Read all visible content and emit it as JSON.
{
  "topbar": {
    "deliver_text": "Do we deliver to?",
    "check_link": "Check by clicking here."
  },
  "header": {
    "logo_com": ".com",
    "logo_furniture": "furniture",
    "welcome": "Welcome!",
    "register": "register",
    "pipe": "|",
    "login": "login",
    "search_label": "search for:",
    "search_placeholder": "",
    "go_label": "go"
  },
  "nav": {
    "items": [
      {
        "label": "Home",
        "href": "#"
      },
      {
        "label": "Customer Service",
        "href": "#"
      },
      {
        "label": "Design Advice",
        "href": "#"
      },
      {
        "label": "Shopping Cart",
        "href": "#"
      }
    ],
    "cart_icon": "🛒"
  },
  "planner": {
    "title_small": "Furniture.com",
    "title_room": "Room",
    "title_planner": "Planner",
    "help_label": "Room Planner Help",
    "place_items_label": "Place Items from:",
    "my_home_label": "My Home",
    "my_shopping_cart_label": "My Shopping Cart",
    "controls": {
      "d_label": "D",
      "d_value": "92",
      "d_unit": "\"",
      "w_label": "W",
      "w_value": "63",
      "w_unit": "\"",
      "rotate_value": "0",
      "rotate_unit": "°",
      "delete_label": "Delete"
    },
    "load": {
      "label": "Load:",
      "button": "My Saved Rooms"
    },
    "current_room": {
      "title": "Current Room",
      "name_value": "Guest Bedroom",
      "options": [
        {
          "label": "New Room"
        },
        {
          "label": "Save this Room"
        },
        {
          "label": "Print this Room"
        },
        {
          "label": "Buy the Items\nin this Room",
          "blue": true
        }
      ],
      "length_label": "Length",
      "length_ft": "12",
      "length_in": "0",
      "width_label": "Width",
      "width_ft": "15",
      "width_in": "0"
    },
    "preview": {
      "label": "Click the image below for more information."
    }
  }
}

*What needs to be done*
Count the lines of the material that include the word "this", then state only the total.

*Written response*
3